An article co-authored by psychology graduate students Jenny Su and Alisia Tran, SJMC graduate students John G. Wirtz and Rita Langteau and psychology professor Alex Rothman was recently accepted for publication in the journal Psychological Science. The article, "Driving Under the Influence (of stress): Evidence of a Regional Increase in Impaired Driving and Traffic Fatalities After the 9/11 Terrorist Attacks," highlights an analysis demonstrating that traffic fatalities spiked in the Northeast in the months after the attacks. This finding challenges those presented in an earlier article and analysis published by the same journal.
SJMC hosts Fulbright Fellow from Finland
The SJMC welcomes Fulbright Fellow Teemu Palokangas, a Ph.D. student from the University of Tampere (Finland). Upon graduating with his master's degree in mass communication in 2003, he was recruited to work as a journalist at YLE, Finland's national public service broadcasting company, the largest in the country. During his time there, he became fascinated by entertainment and the relationship between the notion of entertainment and public service broadcasting. Palokangas says that understanding this relationship is both academically interesting and crucial to public broadcasters who want to defend their role in an increasingly competitive broadcast market.
Palokangas' dissertation research deals with the role of entertainment at YLE. Today, YLE is facing economic and social pressures, forcing it to redefine its role not only as a reliable source of news and current affairs but also as a producer and distributor of entertainment programs. Palokangas' subject is at the center of a political and social debate that potentially has major national and international repercussions for public broadcasting. According to his research, Palokangas sees the question of entertainment in relation to a social contract: "Public service broadcasting should be understood as a fulfillment of a (social) contract that includes entertainment."
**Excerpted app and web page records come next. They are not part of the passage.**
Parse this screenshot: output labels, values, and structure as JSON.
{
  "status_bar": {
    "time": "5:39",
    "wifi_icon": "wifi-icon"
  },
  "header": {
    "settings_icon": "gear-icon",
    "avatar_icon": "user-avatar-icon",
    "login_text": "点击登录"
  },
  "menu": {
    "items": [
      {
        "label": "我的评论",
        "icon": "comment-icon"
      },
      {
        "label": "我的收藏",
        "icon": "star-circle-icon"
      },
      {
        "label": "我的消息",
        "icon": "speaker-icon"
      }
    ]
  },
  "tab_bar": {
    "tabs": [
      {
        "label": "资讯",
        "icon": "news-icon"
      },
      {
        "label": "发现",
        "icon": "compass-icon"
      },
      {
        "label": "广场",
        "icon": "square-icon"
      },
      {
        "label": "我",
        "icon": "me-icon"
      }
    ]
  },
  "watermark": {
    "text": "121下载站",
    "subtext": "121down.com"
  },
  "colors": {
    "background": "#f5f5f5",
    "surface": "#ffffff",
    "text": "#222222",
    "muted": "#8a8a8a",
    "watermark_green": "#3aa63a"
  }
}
The YLE is part of the European public service broadcasting tradition, originally defined as the antithesis of the American commercial broadcasting system. Palokangas says this historical distinction has made him interested in American broadcasting--specifically, public broadcasting's role within the American system. He says that by studying in the United States he will better understand American broadcasting, thus bringing additional perspective to his research topic and opening a wider dialogue among both American and European researchers and professionals.